A lot of what is on this album is not really psych, if you want to get technical. It is rock--- crunchy sixties-edged rock with just enough of everything needed to make it exciting but not overbearing. Crunchy guitar, both rhythm and lead--- check. Power drumming--- check. First-rate vocals, lead and harmonies--- check. You couldn't ask for much more.

When they do enter the psych mode, though, they do it with confidence and a vengeance. The vocals on Strange Change Machine, for instance, which scream everything from Strawberry Alarm Clock to The Fifth Dimension. The odd chord structure of Speed of Life. The speed-driven cover of Rock n Roll Star. The San Francisco-influenced Sun Ra Ga. And the song which convinced me years ago that The Grip Weeds were worth their weight in incense: Astral Man. (Watch video here)

Live albums are pretty much hit and miss, to my mind. Most have been record company attempts to cash in on the hits and nothing more and, on the whole, not worth the vinyl. Others were acceptable substitutes for mediocre albums which contained a hit or two (you string tracks from three or four of those together and you might have enough decent material to warrant live versions--- it's either that or a Greatest Hits album). And then there have been the amazing few--- albums which contained material well worth the effort--- Cream's Wheels of Fire, for instance, or Cheap Trick At Budokan or MC5's Kick Out the Jams. You can add Speed of Live. The Grip Weeds' studio albums are topnotch, to my ears, understand, but the live treatment here is something else.

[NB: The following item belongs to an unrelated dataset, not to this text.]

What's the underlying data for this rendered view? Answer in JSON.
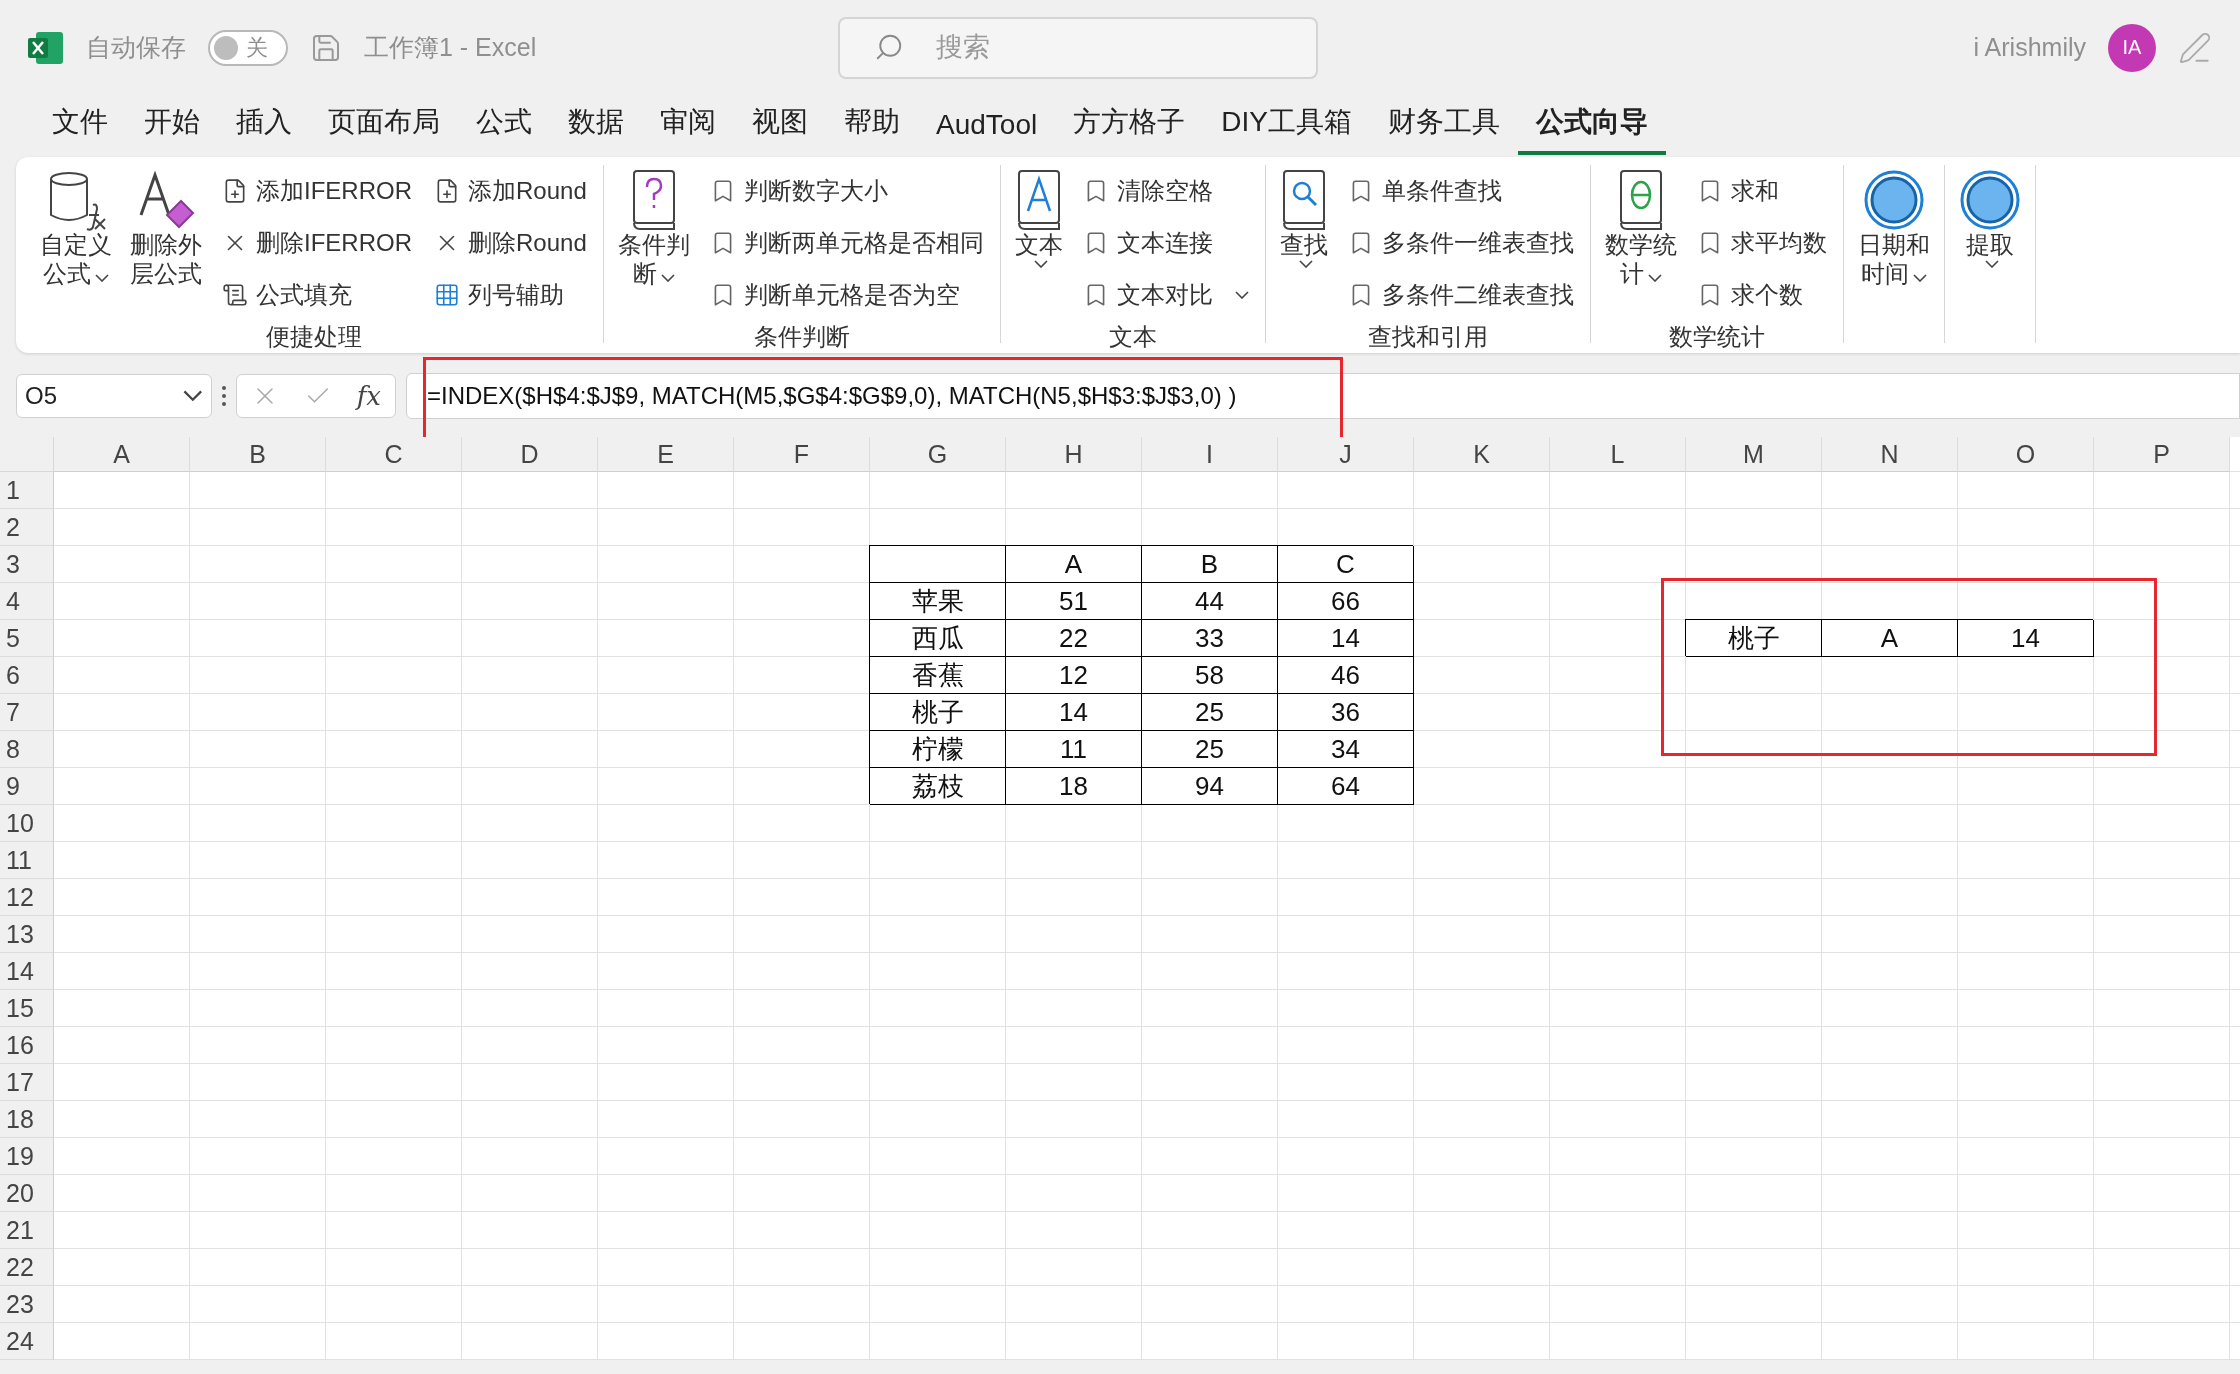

There used to be a sticker record companies would put on their rock albums occasionally which said “Recorded loud to be played loud.” Play this one loud. Then you'll understand.

Frank O. Gutch Jr.

web counter